As the overarching political priority for the Pakistani leadership becomes the TTP, an old breed of terrorism continues unabated. Yet another attack on a train in Sindh has killed eight people and wounded over twenty as the BRA claimed responsibility. Beyond verbal condemnation, no serious efforts have been made on the ground by the Government to deal with such widespread ethnic militancy in Balochistan.

Of course it is potent to ask why the BRA and BLA have resorted to this kind of violence, which began roughly around 2002 and seriously escalated by 2006.

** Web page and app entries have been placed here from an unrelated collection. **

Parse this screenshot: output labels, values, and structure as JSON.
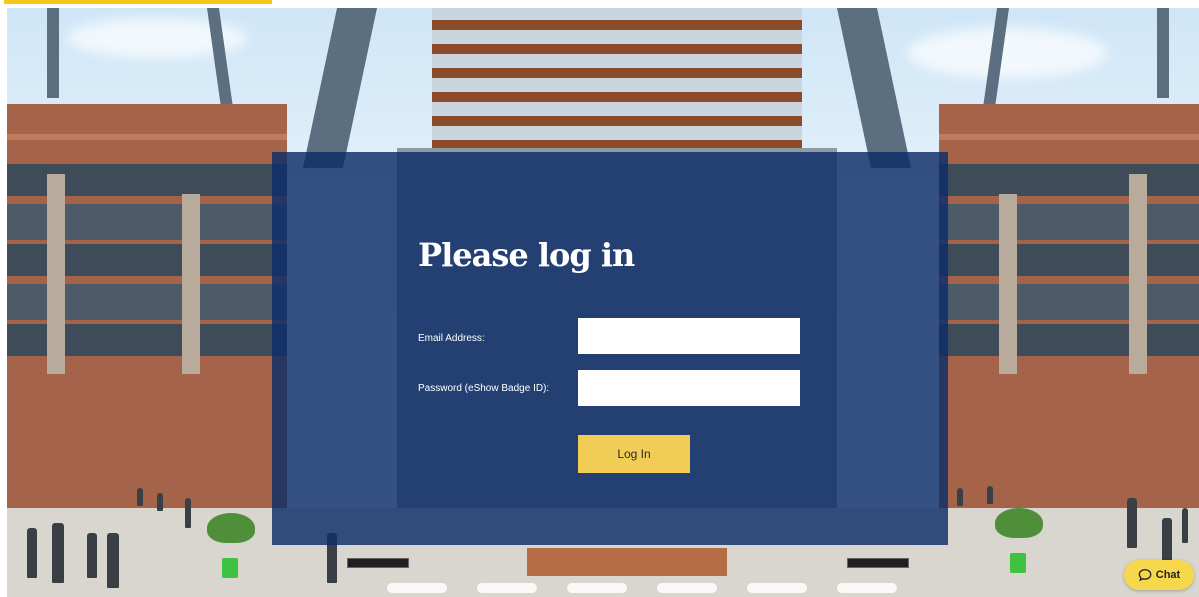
{
  "login": {
    "title": "Please log in",
    "email_label": "Email Address:",
    "email_value": "",
    "password_label": "Password (eShow Badge ID):",
    "password_value": "",
    "submit_label": "Log In"
  },
  "chat": {
    "label": "Chat",
    "icon": "chat-bubble-icon"
  },
  "colors": {
    "panel": "#0c2c68",
    "button": "#f2cd55",
    "chat": "#f7d84c",
    "accent": "#f5c518"
  }
}
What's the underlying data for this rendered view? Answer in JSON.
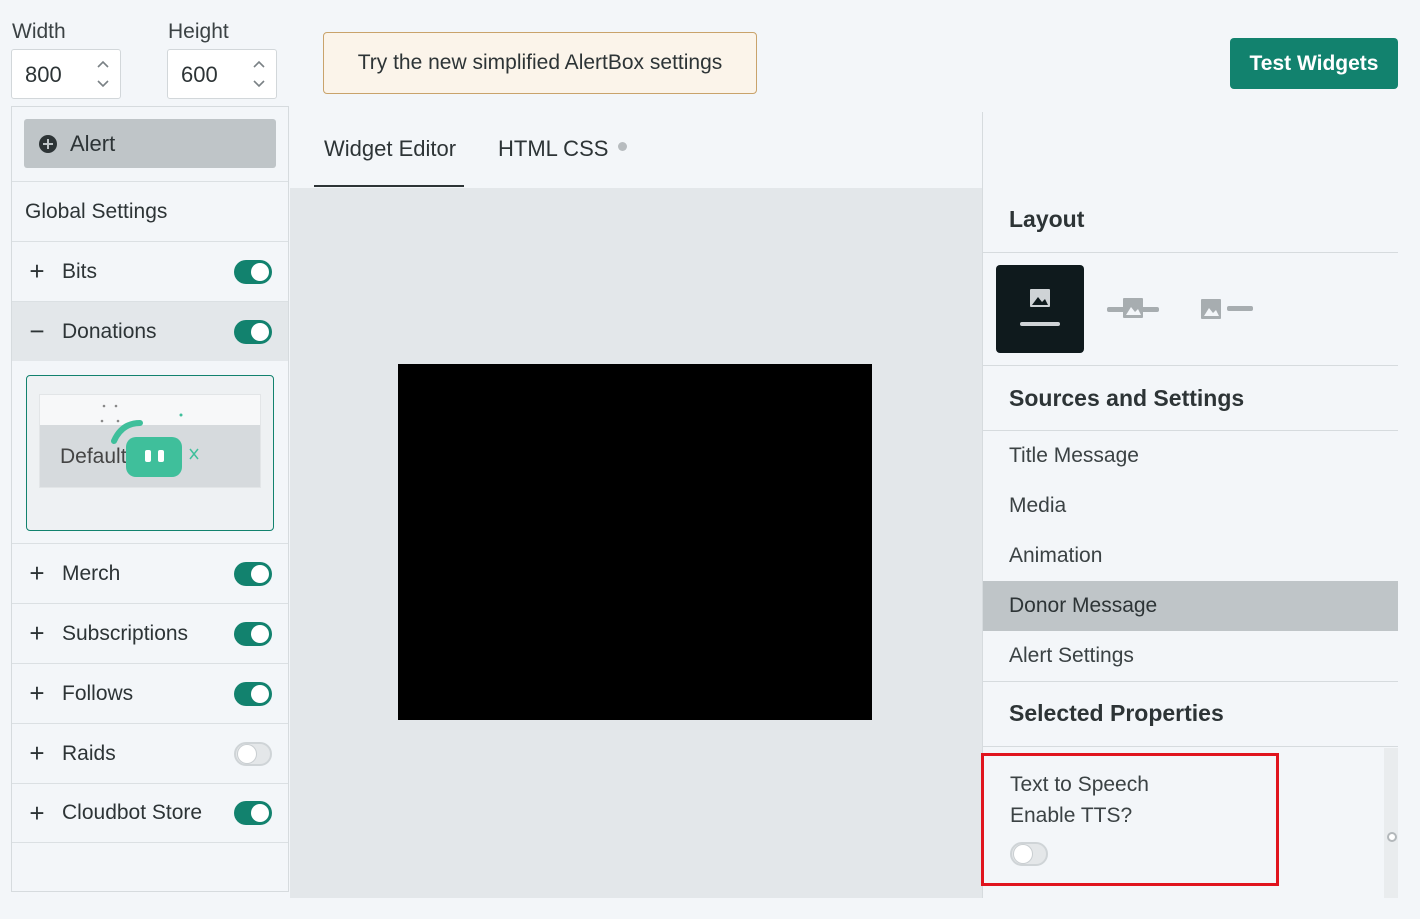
{
  "dimensions": {
    "width_label": "Width",
    "width_value": "800",
    "height_label": "Height",
    "height_value": "600"
  },
  "banner": {
    "text": "Try the new simplified AlertBox settings"
  },
  "test_button": {
    "label": "Test Widgets"
  },
  "sidebar": {
    "alert_button": "Alert",
    "global_settings": "Global Settings",
    "items": [
      {
        "sign": "+",
        "label": "Bits",
        "enabled": true
      },
      {
        "sign": "−",
        "label": "Donations",
        "enabled": true
      },
      {
        "sign": "+",
        "label": "Merch",
        "enabled": true
      },
      {
        "sign": "+",
        "label": "Subscriptions",
        "enabled": true
      },
      {
        "sign": "+",
        "label": "Follows",
        "enabled": true
      },
      {
        "sign": "+",
        "label": "Raids",
        "enabled": false
      },
      {
        "sign": "+",
        "label": "Cloudbot Store",
        "enabled": true
      }
    ],
    "theme_card_label": "Default"
  },
  "tabs": [
    {
      "label": "Widget Editor",
      "active": true
    },
    {
      "label": "HTML CSS",
      "active": false
    }
  ],
  "right_panel": {
    "layout_title": "Layout",
    "sources_title": "Sources and Settings",
    "menu": [
      "Title Message",
      "Media",
      "Animation",
      "Donor Message",
      "Alert Settings"
    ],
    "active_menu": "Donor Message",
    "selected_title": "Selected Properties",
    "tts_section": "Text to Speech",
    "tts_question": "Enable TTS?",
    "tts_enabled": false
  },
  "colors": {
    "accent": "#12826e",
    "highlight_border": "#e0141e",
    "canvas": "#000000"
  }
}
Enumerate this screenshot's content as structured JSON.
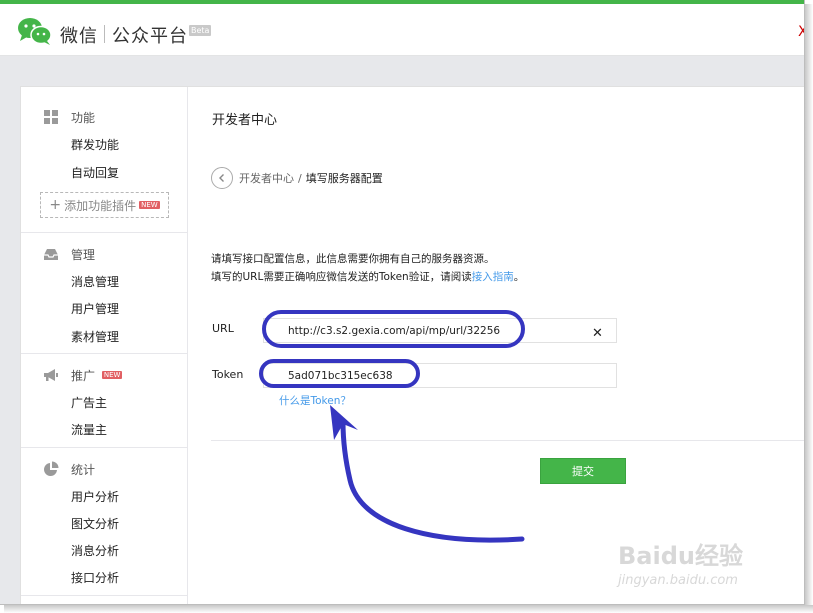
{
  "header": {
    "brand": "微信",
    "platform": "公众平台",
    "beta_badge": "Beta",
    "close_glyph": "X"
  },
  "sidebar": {
    "groups": [
      {
        "icon": "grid-icon",
        "label": "功能",
        "items": [
          "群发功能",
          "自动回复"
        ],
        "add_plugin": "添加功能插件",
        "plugin_badge": "NEW"
      },
      {
        "icon": "inbox-icon",
        "label": "管理",
        "items": [
          "消息管理",
          "用户管理",
          "素材管理"
        ]
      },
      {
        "icon": "megaphone-icon",
        "label": "推广",
        "badge": "NEW",
        "items": [
          "广告主",
          "流量主"
        ]
      },
      {
        "icon": "pie-chart-icon",
        "label": "统计",
        "items": [
          "用户分析",
          "图文分析",
          "消息分析",
          "接口分析"
        ]
      }
    ]
  },
  "main": {
    "title": "开发者中心",
    "breadcrumb": {
      "parent": "开发者中心",
      "separator": "/",
      "current": "填写服务器配置"
    },
    "intro_line1": "请填写接口配置信息，此信息需要你拥有自己的服务器资源。",
    "intro_line2_prefix": "填写的URL需要正确响应微信发送的Token验证，请阅读",
    "intro_link": "接入指南",
    "intro_line2_suffix": "。",
    "url_label": "URL",
    "url_value": "http://c3.s2.gexia.com/api/mp/url/32256",
    "clear_glyph": "✕",
    "token_label": "Token",
    "token_value": "5ad071bc315ec638",
    "token_help": "什么是Token？",
    "submit_label": "提交"
  },
  "annotation": {
    "color": "#3535c0"
  },
  "watermark": {
    "logo": "Baidu经验",
    "url": "jingyan.baidu.com"
  }
}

Though the state has a monopoly on the legitimate use of force, the legitimacy of the state’s oppression in this case comes into serious question. The use of effective policy, that first important tool in the Government’s arsenal of force, has not come close to addressing the conflict in Balochistan. Policy that allows for real and fair integration with the rest of the country’s economy, society and politics might be a good start. In fact, constructive negotiations could have a place in this conflict, where they seem to have none in the bargaining processes proposed with an incoherent TTP.

The Baloch separatist movement gains sympathetic support each time a civilian is killed out of hand. The missing person’s case continues to be a gross miscarriage of justice. People with no direct connections to the separatist movement are tortured and killed, with roadsides converted into dumping grounds for mutilated bodies.

The HRCP and various NGOs have tried time and again to get the government to do something. The previous regime was also approached, and just when it seemed that something might happen, the entire issue was brushed off as if it never existed. As we stand united in condemnation of the BRA bombings, the state must also reflect on its own mistakes. Ethnic violence and terrorism in Balochistan warrants seriously this analysis of motive.